Filing bankruptcy is a big decision. A lot of thought goes into finally accepting that you need to file and that you need the help of a bankruptcy lawyer to get your finances back in order. But, once you contact that bankruptcy lawyer and get the ball rolling, you might be met with a less expected roadblock: how to tell people you’re bankrupt. How do you tell your friends and family? Do you need to tell anyone? What about future employers or lenders?
Any bankruptcy lawyer understands the negative view many people still take of bankruptcy, even though they won’t necessarily agree with it. But, in being able to look at it this way, it makes it easier to give guidance to a client who might be worried about telling people they’ve had to file. In this blog entry, we offer some general advice on how to broach the topic of filing bankruptcy.
You Only Have to Tell Certain People
The first thing you should know is that you’re only legally required to tell people about previous bankruptcies in specific situations. If you’re asked whether you have ever filed for bankruptcy on any official paperwork, then you’re required to disclose it.

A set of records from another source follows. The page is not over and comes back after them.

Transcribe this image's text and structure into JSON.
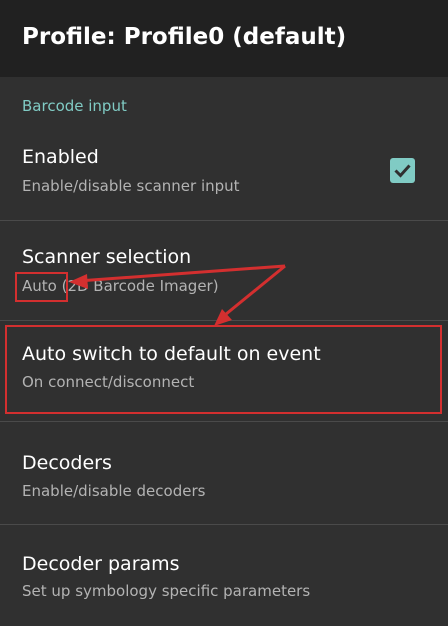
{
  "appbar": {
    "title": "Profile: Profile0 (default)"
  },
  "section": {
    "header": "Barcode input"
  },
  "prefs": [
    {
      "title": "Enabled",
      "summary": "Enable/disable scanner input",
      "checked": true
    },
    {
      "title": "Scanner selection",
      "summary_highlight": "Auto",
      "summary_rest": " (2D Barcode Imager)"
    },
    {
      "title": "Auto switch to default on event",
      "summary": "On connect/disconnect"
    },
    {
      "title": "Decoders",
      "summary": "Enable/disable decoders"
    },
    {
      "title": "Decoder params",
      "summary": "Set up symbology specific parameters"
    }
  ],
  "icons": {
    "checkbox": "check-icon",
    "annotation": "red-arrow-icon"
  },
  "colors": {
    "appbar_bg": "#212121",
    "screen_bg": "#303030",
    "accent": "#80cbc4",
    "annotation": "#d32f2f"
  }
}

This includes military applications, certain other government applications, certain civilian job applications (more on this below), and applications for loans or opening bank accounts. Whether or not answering the question in the affirmative will affect the outcome depends on what the application is for, but the important thing is that you answer honestly.
Should I Tell Employers?
What about employers? Are you obligated to tell them about any previous bankruptcies? Technically, no. In most cases, employers tend not to ask prospective employees about their finances. However, if they do ask, it’s important to remember that financial information, such as credit history, is not difficult to obtain.
If you’re asked, and you tell them you have never filed, then their discovering a previous bankruptcy as part of a standard background check might well result in you not getting the job, or even getting fired later on.
Telling Friends and Family
This is where things get a little more complicated for some. Due to the negative perception of bankruptcy, it can be hard to admit to your friends and family who aren’t directly involved that you are filing bankruptcy. Any bankruptcy lawyer will tell you that it’s important your family and close friends know so that you have a decent support network to help you.
Legal aid from a professional is important, but emotional support and people who can help you reorganize your financial and personal situation once you file are, too. If you’re worried that they’ll think less of you because of a bankruptcy, you’re probably worrying far too much. Most people understand the difficulty in keeping up with debt, especially these days.
If you do encounter negativity, look at it as an opportunity to educate someone about the misconceptions of bankruptcy, and the positive effect it can have when done for the right reasons.
Contact a Qualified Bankruptcy Lawyer
This is just some general advice from a bankruptcy lawyer, and your individual situation will be different. You might not even be too concerned with telling anyone in the first place. However you feel about telling others you’ve had to declare bankruptcy, you should contact your local law firm in Springfield, MO for guidance. RGG Law can give you the right support so that you can navigate your case with confidence.